**EXERCISE AIM**
Without changing anything, output the records below.

── MATERIAL FOR THIS TASK

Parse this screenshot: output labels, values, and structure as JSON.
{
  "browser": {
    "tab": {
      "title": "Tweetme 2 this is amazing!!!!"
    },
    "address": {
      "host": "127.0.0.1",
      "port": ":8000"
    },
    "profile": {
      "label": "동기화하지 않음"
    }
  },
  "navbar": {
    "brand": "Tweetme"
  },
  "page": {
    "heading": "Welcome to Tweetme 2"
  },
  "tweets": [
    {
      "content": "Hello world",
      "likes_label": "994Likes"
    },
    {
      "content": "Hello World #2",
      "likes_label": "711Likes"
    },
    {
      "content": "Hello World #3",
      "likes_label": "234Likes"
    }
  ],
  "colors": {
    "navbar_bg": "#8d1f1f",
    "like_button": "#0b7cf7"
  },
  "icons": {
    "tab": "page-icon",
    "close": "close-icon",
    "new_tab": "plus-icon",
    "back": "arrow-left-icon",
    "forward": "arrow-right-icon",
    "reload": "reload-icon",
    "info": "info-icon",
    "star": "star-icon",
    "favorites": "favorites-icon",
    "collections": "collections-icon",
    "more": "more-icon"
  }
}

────

**TASK RESPONSE**
Parse this screenshot: output labels, values, and structure as JSON.
{
  "browser": {
    "tab": {
      "title": "Tweetme 2 this is amazing!!!!"
    },
    "address": {
      "host": "127.0.0.1",
      "port": ":8000"
    },
    "profile": {
      "label": "동기화하지 않음"
    }
  },
  "navbar": {
    "brand": "Tweetme"
  },
  "page": {
    "heading": "Welcome to Tweetme 2"
  },
  "tweets": [
    {
      "content": "Hello world",
      "likes_label": "994Likes"
    },
    {
      "content": "Hello World #2",
      "likes_label": "711Likes"
    },
    {
      "content": "Hello World #3",
      "likes_label": "234Likes"
    }
  ],
  "colors": {
    "navbar_bg": "#8d1f1f",
    "like_button": "#0b7cf7"
  },
  "icons": {
    "tab": "page-icon",
    "close": "close-icon",
    "new_tab": "plus-icon",
    "back": "arrow-left-icon",
    "forward": "arrow-right-icon",
    "reload": "reload-icon",
    "info": "info-icon",
    "star": "star-icon",
    "favorites": "favorites-icon",
    "collections": "collections-icon",
    "more": "more-icon"
  }
}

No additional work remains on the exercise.